A film student enthusiast lives in an apartment across the street of where a murder takes place, and he is beginning to see patterns pointing at the murder being based on a movie by Hitchcock. When cops seem to ignore getting to the bottom of the murder, the film student decides to do a bit of investigating himself. And everything points towards him being right.
When I first watched this movie back in 2005/2006, I had seen a lot less of Argento's stuff than I have now (duh) and found myself enjoying this one quite a bit. Even though a lot of rage is put towards Argento's newer films, this was one I found to be a rather entertaining and interesting watch by him. Although never quite as good as the slightly older film "Sleepless", this one came off as a sincere attempt to make a mystery based on Hitchcock movies. A fun idea, but is it a great movie? For a TV movie, it's actually very good, yeah. But that's probably if you compare to Swedish and US TV movies, which are usually crap. A lot of good Italian directors have made TV movies above average, and even some crappy ones that I love equally (Lamberto Bava with "Graveyard Disturbance").

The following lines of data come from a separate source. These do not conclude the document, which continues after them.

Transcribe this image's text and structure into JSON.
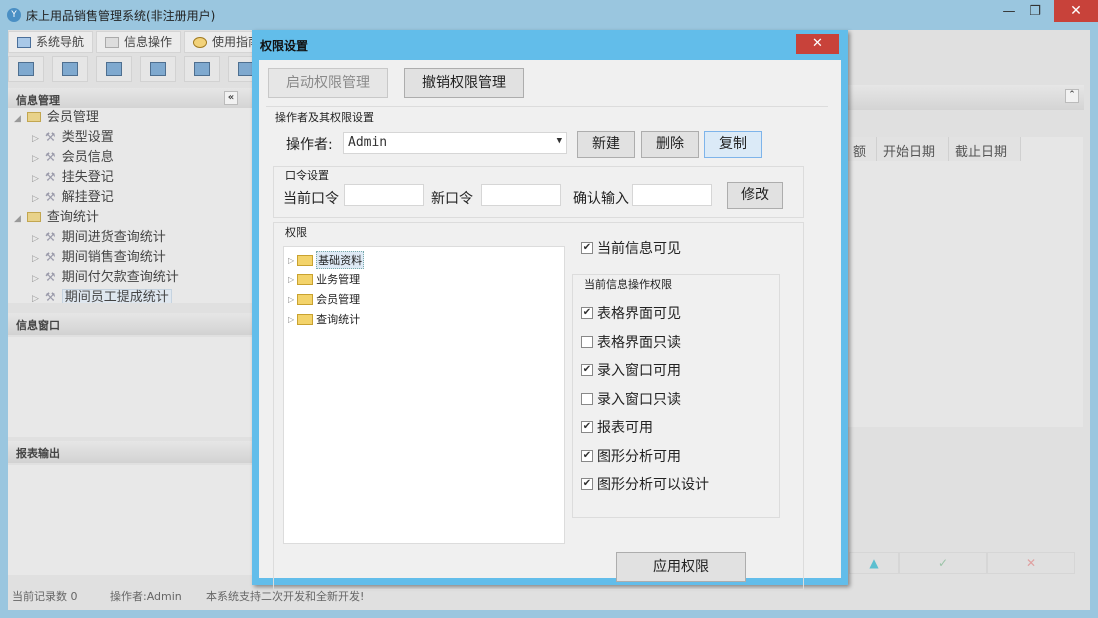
{
  "app": {
    "title": "床上用品销售管理系统(非注册用户)"
  },
  "tabs": [
    "系统导航",
    "信息操作",
    "使用指南"
  ],
  "left": {
    "info_header": "信息管理",
    "collapse": "«",
    "tree": [
      {
        "label": "会员管理",
        "level": 0
      },
      {
        "label": "类型设置",
        "level": 1
      },
      {
        "label": "会员信息",
        "level": 1
      },
      {
        "label": "挂失登记",
        "level": 1
      },
      {
        "label": "解挂登记",
        "level": 1
      },
      {
        "label": "查询统计",
        "level": 0
      },
      {
        "label": "期间进货查询统计",
        "level": 1
      },
      {
        "label": "期间销售查询统计",
        "level": 1
      },
      {
        "label": "期间付欠款查询统计",
        "level": 1
      },
      {
        "label": "期间员工提成统计",
        "level": 1,
        "selected": true
      }
    ],
    "window_header": "信息窗口",
    "report_header": "报表输出"
  },
  "grid": {
    "columns": [
      "额",
      "开始日期",
      "截止日期"
    ]
  },
  "status": {
    "records": "当前记录数 0",
    "operator": "操作者:Admin",
    "notice": "本系统支持二次开发和全新开发!"
  },
  "dialog": {
    "title": "权限设置",
    "close": "✕",
    "start_btn": "启动权限管理",
    "revoke_btn": "撤销权限管理",
    "section_operator": "操作者及其权限设置",
    "operator_label": "操作者:",
    "operator_value": "Admin",
    "new_btn": "新建",
    "delete_btn": "删除",
    "copy_btn": "复制",
    "password_group": "口令设置",
    "current_pwd": "当前口令",
    "new_pwd": "新口令",
    "confirm_pwd": "确认输入",
    "modify_btn": "修改",
    "perm_group": "权限",
    "perm_tree": [
      "基础资料",
      "业务管理",
      "会员管理",
      "查询统计"
    ],
    "visible": {
      "label": "当前信息可见",
      "checked": true
    },
    "ops_group": "当前信息操作权限",
    "ops": [
      {
        "label": "表格界面可见",
        "checked": true
      },
      {
        "label": "表格界面只读",
        "checked": false
      },
      {
        "label": "录入窗口可用",
        "checked": true
      },
      {
        "label": "录入窗口只读",
        "checked": false
      },
      {
        "label": "报表可用",
        "checked": true
      },
      {
        "label": "图形分析可用",
        "checked": true
      },
      {
        "label": "图形分析可以设计",
        "checked": true
      }
    ],
    "apply_btn": "应用权限"
  }
}
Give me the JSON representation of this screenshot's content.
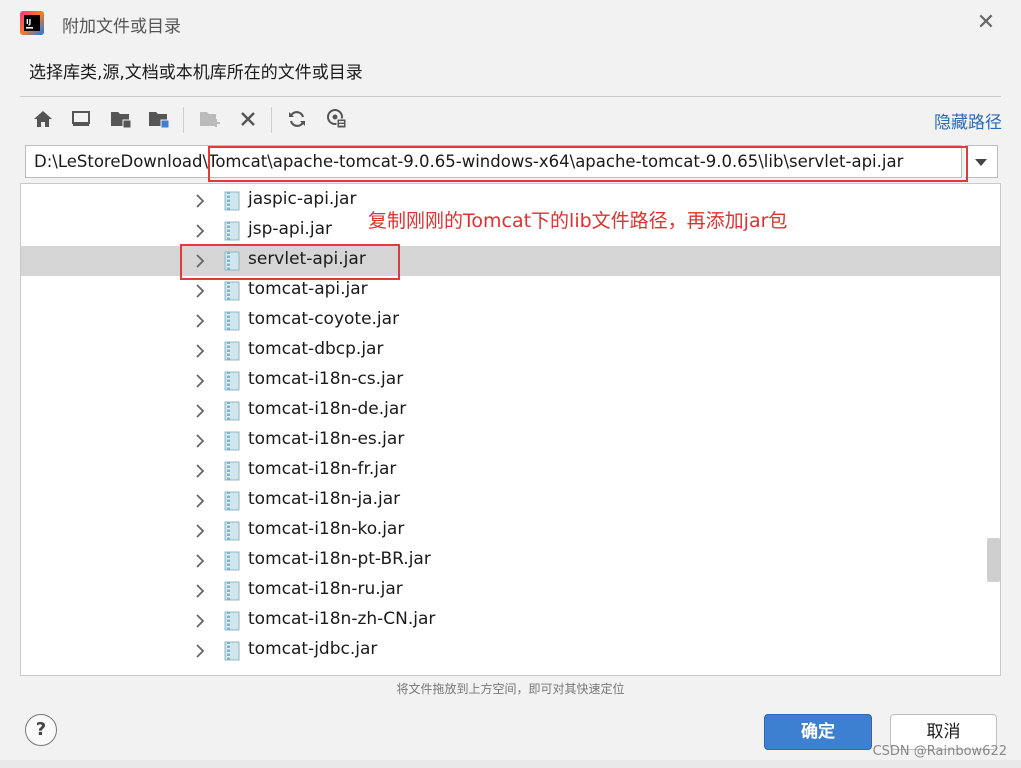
{
  "window": {
    "title": "附加文件或目录",
    "close_icon": "close-icon"
  },
  "subtitle": "选择库类,源,文档或本机库所在的文件或目录",
  "toolbar": {
    "buttons": [
      "home-icon",
      "desktop-icon",
      "project-folder-icon",
      "module-folder-icon",
      "new-folder-icon",
      "delete-icon",
      "refresh-icon",
      "show-hidden-icon"
    ],
    "hide_path_label": "隐藏路径"
  },
  "path": {
    "value": "D:\\LeStoreDownload\\Tomcat\\apache-tomcat-9.0.65-windows-x64\\apache-tomcat-9.0.65\\lib\\servlet-api.jar"
  },
  "tree": {
    "items": [
      {
        "label": "jaspic-api.jar"
      },
      {
        "label": "jsp-api.jar"
      },
      {
        "label": "servlet-api.jar",
        "selected": true
      },
      {
        "label": "tomcat-api.jar"
      },
      {
        "label": "tomcat-coyote.jar"
      },
      {
        "label": "tomcat-dbcp.jar"
      },
      {
        "label": "tomcat-i18n-cs.jar"
      },
      {
        "label": "tomcat-i18n-de.jar"
      },
      {
        "label": "tomcat-i18n-es.jar"
      },
      {
        "label": "tomcat-i18n-fr.jar"
      },
      {
        "label": "tomcat-i18n-ja.jar"
      },
      {
        "label": "tomcat-i18n-ko.jar"
      },
      {
        "label": "tomcat-i18n-pt-BR.jar"
      },
      {
        "label": "tomcat-i18n-ru.jar"
      },
      {
        "label": "tomcat-i18n-zh-CN.jar"
      },
      {
        "label": "tomcat-jdbc.jar"
      }
    ]
  },
  "annotation": "复制刚刚的Tomcat下的lib文件路径，再添加jar包",
  "hint": "将文件拖放到上方空间，即可对其快速定位",
  "buttons": {
    "ok": "确定",
    "cancel": "取消",
    "help": "?"
  },
  "watermark": "CSDN @Rainbow622",
  "colors": {
    "accent": "#3d7fd1",
    "annotation": "#e0302f",
    "link": "#2e6bb8",
    "selection": "#d5d5d5"
  }
}
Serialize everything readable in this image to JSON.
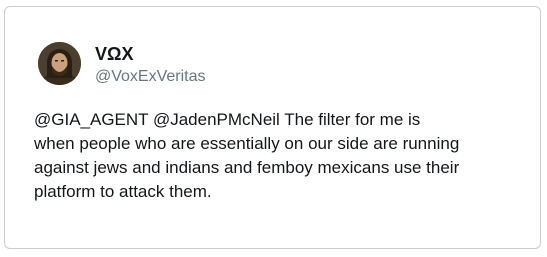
{
  "tweet": {
    "author": {
      "display_name": "VΩX",
      "handle": "@VoxExVeritas"
    },
    "text_lines": [
      "@GIA_AGENT @JadenPMcNeil The filter for me is",
      "when people who are essentially on our side are running",
      "against jews and indians and femboy mexicans use their",
      "platform to attack them."
    ]
  },
  "icons": {
    "avatar": "profile-photo"
  },
  "colors": {
    "text_primary": "#14171a",
    "text_secondary": "#657786",
    "border": "#c9ced3",
    "background": "#ffffff"
  }
}
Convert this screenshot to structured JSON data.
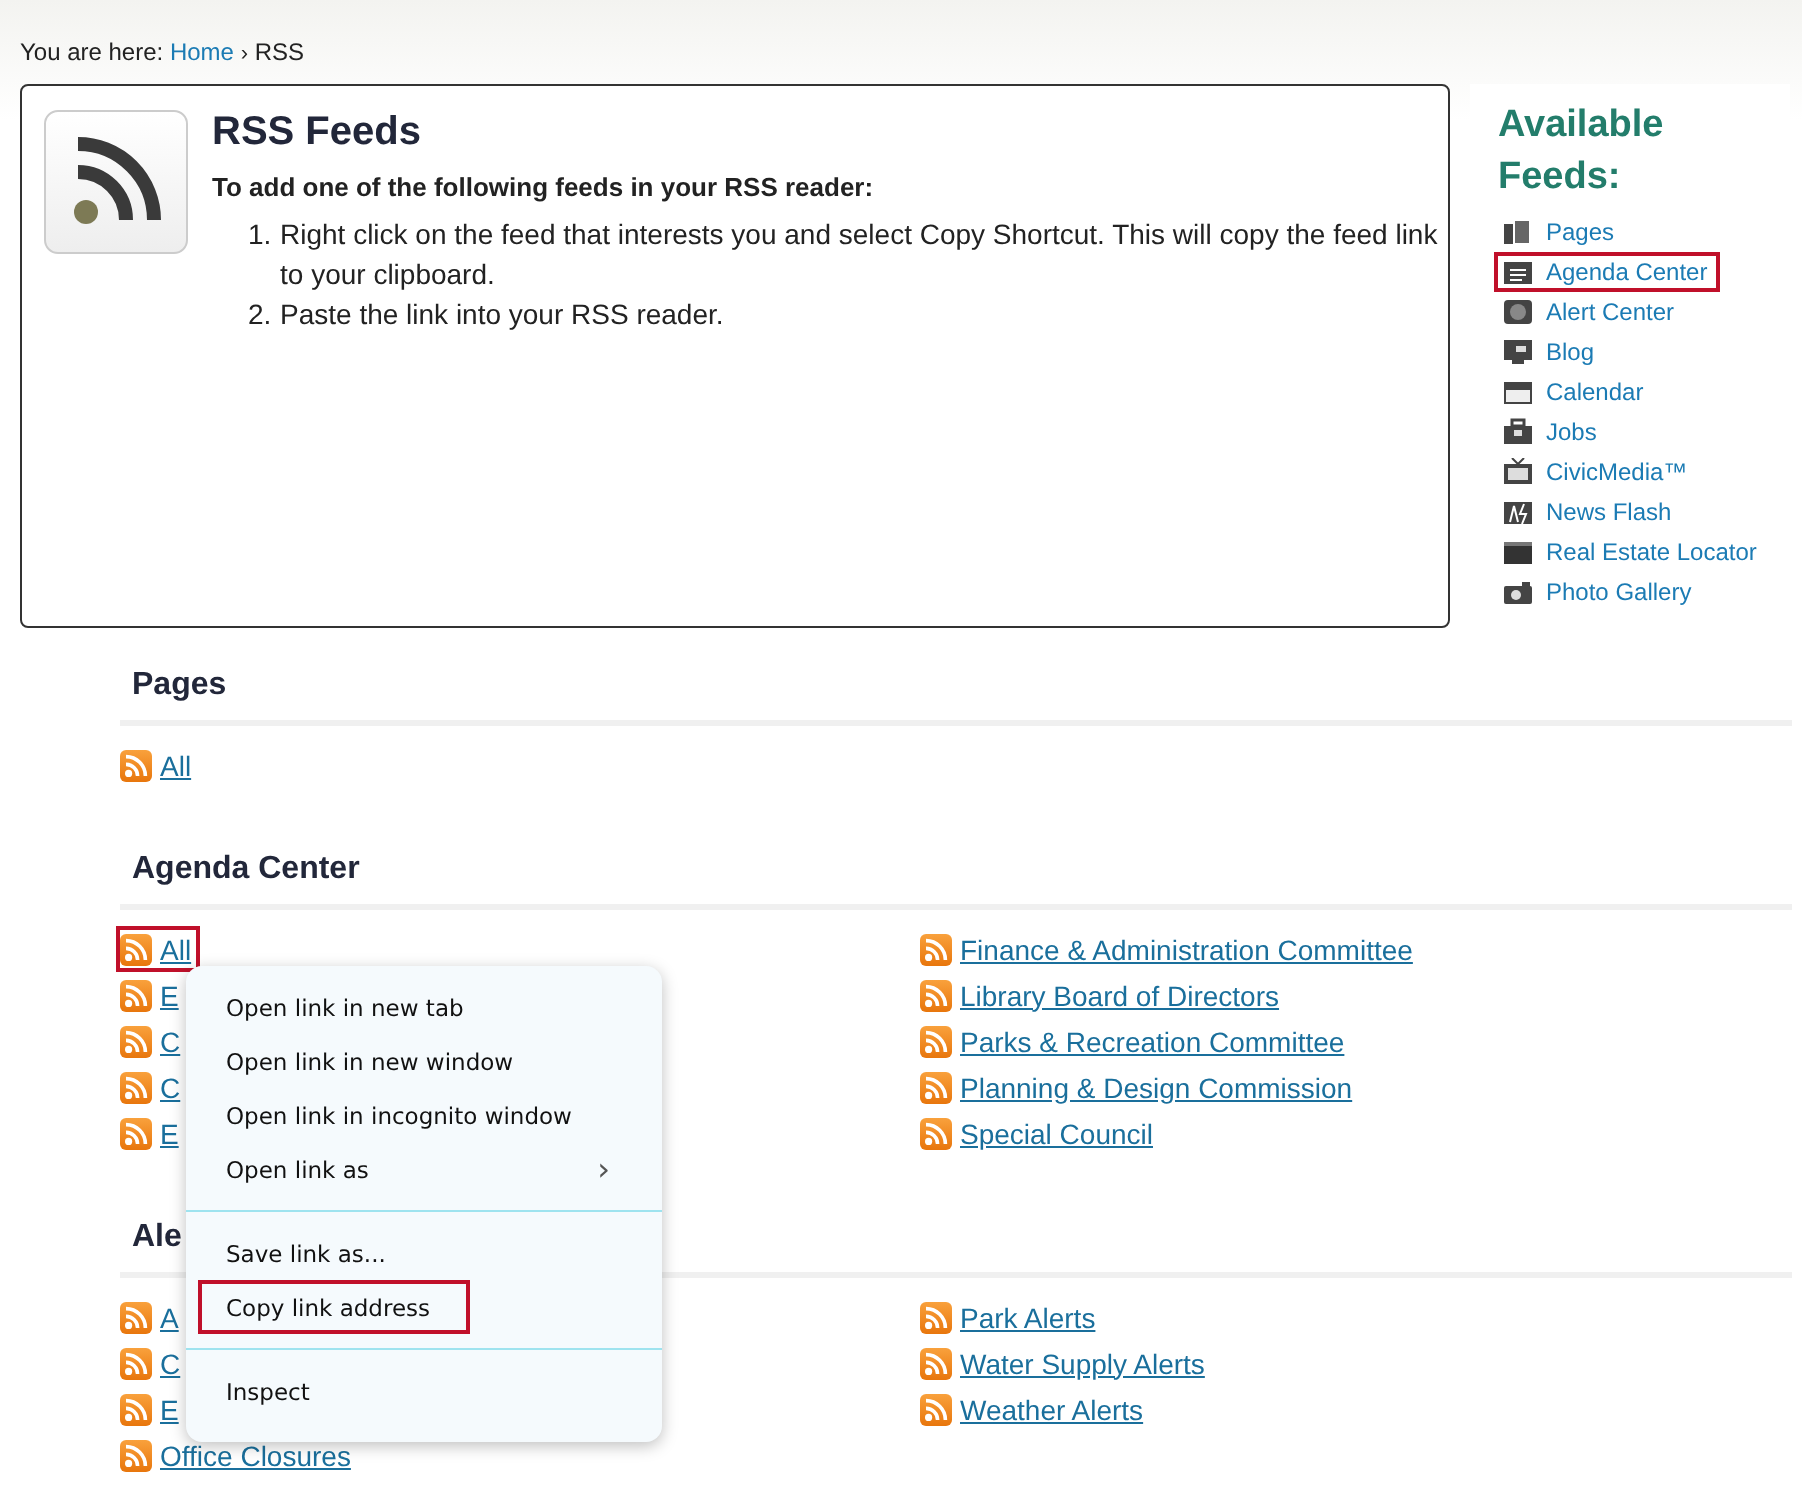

To make a movie about murders that are based off of Hitchcock movies is definitely an entertaining idea. And bigger fans of Hitchcock than myself will probably be able to catch a lot of references that are unknown by me. This murder mystery is about a young film fanatic who starts investigating a murder that happened in an apartment across the street from him (where a girl he often spies on lives). Due to his personal interest in this girl, he also happens to know that she often rents certain movies from a local video store where his friend works. Soon he realizes that it's very likely that the murder is based on Hitchcock's "Strangers on a Train".
If we take a step away from the Hitchcock references, and look at it purely as a thriller, I think it's still an okay watch. It's nothing amazing and definitely lacks a few things. The actors are far from great and sadly our lead characters comes off as weak and not one we feel safe caring about. He might know his Hitchcock, but he's a big loser and in the end I felt other people were more important to the story than he was. And then we have the ending, which is quite an anti-climax. Even though we find out who's guilty, it still doesn't feel like an end to the story. Yet it is. I suppose the absolute final scene can be confusing too, but basically it's just our lead coming to terms with his spying on people and whether he should do it or not. That's an alright end to it, only done lazy and confusing.
One thing I have a hard time with is too many movie references in terms of name-dropping. I understand this one is about a film fan, and often takes place in a video store, but a lot of the name-dropping seemed very forced in a way to reassure us that he knows his stuff. Personally I think there are better ways of doing that, or at least try to make it seem more natural. Posters and scenes on TVs are also in here, of course, but that's not something that bothers me as much.
For an Argento movie I would've wanted more gore, especially since the murder is rather satisfying in terms of it. Sure, a bit exaggerated, but a solid death scene for a gorehound. To have a great scene like that and then follow up with the rest of the movie having very little gore is just sad. Although I suppose you can argue there are other movies for gore, but with this one I wanted more. More, I tell ya! Oh well, at least what we got was pretty good.
It doesn't matter too much, but I watched the English version. It was shot in English and then dubbed to English and Italian. Some people say the Italian is better but I feel better watching the English one if it was shot in English.
"Do You Like Hitchcock?" isn't as suspenseful as I had remembered, and actually ended up being a bit of a let down this time around. Not a bad movie, though, and probably felt worse than it is since I remembered it being better. Overall, a solid TV movie but it won't deliver many thrills.